_DATASET ENTRIES:_
━━━━━━━━━━━━━━━━━━━━

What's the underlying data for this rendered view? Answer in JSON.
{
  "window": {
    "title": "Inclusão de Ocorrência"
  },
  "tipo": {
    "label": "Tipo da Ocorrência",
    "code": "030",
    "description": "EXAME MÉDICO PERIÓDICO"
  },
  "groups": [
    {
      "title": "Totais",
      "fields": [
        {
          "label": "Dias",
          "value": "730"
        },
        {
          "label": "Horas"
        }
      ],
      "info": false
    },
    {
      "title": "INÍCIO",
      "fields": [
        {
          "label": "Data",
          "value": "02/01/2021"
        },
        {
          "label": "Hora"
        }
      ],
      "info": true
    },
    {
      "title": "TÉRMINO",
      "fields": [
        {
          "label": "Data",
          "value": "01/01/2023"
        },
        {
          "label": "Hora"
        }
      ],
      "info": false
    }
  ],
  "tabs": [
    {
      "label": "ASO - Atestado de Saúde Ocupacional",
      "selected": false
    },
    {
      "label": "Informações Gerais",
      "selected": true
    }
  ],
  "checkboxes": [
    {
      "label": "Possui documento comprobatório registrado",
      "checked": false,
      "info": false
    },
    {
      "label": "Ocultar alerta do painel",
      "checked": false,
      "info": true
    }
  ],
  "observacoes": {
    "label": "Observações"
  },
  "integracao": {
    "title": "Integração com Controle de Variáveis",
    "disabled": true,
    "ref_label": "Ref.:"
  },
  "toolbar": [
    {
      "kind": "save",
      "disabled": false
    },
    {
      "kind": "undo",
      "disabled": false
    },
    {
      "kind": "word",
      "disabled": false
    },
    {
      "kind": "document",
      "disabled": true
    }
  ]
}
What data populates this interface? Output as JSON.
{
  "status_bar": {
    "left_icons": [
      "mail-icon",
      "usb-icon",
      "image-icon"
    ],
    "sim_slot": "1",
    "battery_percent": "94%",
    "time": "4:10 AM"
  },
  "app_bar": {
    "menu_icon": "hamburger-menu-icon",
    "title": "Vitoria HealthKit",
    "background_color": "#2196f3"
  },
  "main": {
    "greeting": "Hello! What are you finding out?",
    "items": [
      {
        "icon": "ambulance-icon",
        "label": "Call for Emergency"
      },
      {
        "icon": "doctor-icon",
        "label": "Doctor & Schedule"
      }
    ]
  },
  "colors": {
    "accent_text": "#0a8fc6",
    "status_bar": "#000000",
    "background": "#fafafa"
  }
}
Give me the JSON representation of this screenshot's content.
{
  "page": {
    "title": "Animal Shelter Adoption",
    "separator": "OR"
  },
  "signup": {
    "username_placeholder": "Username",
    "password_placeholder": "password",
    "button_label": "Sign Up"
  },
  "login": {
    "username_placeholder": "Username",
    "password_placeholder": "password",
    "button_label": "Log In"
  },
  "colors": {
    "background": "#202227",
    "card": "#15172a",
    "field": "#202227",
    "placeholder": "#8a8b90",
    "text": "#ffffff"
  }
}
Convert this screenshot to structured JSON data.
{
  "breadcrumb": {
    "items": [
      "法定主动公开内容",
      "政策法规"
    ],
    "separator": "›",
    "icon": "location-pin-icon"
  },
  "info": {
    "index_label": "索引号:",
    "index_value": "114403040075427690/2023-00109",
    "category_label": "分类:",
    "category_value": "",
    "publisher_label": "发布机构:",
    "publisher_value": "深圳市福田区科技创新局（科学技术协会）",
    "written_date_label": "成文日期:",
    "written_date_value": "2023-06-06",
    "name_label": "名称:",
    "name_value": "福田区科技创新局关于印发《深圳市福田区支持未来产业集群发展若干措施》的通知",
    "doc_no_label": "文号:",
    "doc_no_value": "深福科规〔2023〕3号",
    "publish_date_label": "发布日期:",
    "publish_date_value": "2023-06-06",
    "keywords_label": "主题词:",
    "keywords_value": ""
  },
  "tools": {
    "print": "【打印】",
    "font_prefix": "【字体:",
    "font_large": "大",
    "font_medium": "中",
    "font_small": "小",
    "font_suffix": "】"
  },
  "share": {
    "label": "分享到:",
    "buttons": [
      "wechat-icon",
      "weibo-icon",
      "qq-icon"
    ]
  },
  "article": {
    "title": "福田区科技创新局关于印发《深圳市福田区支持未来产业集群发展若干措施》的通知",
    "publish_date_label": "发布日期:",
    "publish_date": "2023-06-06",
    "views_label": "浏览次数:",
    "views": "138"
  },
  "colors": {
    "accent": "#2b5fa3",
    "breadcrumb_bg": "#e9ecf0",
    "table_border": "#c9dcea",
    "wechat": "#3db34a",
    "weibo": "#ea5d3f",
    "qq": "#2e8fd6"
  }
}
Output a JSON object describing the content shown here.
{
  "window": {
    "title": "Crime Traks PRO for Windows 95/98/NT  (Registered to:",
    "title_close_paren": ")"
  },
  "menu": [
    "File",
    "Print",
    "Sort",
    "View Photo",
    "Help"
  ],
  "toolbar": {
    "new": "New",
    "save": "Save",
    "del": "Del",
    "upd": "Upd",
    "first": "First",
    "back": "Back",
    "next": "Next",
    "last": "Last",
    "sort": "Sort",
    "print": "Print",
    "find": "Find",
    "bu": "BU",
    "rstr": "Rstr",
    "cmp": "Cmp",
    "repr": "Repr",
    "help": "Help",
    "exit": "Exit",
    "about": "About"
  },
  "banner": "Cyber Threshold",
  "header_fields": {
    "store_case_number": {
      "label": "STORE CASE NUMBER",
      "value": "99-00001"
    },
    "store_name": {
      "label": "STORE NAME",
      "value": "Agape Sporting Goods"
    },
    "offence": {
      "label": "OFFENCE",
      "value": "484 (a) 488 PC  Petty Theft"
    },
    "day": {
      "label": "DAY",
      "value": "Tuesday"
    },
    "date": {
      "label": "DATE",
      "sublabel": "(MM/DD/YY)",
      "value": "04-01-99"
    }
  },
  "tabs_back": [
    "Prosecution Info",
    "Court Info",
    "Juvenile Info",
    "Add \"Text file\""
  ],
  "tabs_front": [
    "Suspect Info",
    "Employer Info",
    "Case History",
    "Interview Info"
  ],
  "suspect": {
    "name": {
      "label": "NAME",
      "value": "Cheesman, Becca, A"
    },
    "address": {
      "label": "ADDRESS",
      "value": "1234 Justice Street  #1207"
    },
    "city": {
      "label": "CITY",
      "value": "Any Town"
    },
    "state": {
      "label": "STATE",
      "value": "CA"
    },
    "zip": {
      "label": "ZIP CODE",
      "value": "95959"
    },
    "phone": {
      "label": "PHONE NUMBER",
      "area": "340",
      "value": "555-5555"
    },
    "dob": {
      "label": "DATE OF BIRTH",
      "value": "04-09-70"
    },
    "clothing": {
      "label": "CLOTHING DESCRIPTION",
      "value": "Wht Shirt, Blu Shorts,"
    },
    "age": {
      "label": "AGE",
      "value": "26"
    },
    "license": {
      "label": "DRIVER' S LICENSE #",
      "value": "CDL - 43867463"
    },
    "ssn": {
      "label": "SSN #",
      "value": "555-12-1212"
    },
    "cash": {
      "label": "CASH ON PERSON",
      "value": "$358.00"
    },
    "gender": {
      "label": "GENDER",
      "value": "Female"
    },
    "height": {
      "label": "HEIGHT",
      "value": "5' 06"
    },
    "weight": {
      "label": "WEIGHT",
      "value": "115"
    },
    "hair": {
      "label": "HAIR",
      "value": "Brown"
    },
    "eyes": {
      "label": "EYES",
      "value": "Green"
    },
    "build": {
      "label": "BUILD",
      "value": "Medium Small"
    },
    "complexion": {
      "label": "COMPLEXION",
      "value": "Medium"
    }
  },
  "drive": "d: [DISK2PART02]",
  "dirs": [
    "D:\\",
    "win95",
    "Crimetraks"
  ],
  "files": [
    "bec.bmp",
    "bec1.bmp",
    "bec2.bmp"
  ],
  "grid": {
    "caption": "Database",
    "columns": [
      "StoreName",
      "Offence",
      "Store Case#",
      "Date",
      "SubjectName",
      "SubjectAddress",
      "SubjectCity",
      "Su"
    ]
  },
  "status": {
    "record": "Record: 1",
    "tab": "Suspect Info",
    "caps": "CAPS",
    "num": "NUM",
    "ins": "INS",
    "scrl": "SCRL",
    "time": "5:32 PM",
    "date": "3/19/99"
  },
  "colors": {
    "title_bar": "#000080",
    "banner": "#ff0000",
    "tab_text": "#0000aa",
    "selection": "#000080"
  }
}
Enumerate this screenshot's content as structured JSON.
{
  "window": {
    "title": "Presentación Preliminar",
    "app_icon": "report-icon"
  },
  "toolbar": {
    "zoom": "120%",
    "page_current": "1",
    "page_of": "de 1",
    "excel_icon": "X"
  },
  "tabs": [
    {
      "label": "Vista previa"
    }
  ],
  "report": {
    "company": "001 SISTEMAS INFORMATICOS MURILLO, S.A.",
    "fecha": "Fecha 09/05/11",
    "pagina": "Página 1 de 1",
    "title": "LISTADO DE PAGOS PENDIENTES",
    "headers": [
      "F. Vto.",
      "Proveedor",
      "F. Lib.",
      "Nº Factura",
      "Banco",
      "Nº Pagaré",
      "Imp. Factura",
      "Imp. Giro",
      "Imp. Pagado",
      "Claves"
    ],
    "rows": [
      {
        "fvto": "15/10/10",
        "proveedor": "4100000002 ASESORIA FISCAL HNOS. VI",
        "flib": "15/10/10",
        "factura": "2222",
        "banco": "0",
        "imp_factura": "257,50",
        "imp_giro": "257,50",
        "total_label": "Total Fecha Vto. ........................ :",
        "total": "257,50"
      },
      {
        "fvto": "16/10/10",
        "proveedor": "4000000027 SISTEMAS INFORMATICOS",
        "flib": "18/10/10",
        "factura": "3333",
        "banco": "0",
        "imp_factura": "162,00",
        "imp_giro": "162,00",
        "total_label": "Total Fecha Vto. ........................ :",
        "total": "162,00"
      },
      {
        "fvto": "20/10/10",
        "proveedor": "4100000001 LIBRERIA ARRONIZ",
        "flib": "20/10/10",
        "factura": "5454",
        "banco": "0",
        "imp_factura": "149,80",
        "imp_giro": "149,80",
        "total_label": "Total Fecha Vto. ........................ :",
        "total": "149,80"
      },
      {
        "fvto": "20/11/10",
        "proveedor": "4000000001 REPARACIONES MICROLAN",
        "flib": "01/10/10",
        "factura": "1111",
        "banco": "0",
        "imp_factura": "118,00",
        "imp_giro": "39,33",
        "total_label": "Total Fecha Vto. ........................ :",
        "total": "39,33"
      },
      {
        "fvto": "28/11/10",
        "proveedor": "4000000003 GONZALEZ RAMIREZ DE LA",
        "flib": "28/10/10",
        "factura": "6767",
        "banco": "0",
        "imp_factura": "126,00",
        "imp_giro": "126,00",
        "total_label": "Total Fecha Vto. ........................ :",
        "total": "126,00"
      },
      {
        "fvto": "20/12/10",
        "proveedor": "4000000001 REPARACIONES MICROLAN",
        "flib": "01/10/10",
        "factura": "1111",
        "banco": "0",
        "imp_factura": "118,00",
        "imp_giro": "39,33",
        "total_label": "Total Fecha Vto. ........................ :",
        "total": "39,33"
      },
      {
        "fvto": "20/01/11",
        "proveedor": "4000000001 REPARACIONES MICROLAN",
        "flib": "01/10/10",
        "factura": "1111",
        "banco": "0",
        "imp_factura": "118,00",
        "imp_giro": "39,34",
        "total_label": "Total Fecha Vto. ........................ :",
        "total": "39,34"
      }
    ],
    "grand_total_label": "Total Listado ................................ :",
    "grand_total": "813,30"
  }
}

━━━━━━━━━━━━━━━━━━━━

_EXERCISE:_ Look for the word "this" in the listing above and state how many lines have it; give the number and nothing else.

_EXERCISE OUTPUT:_ 5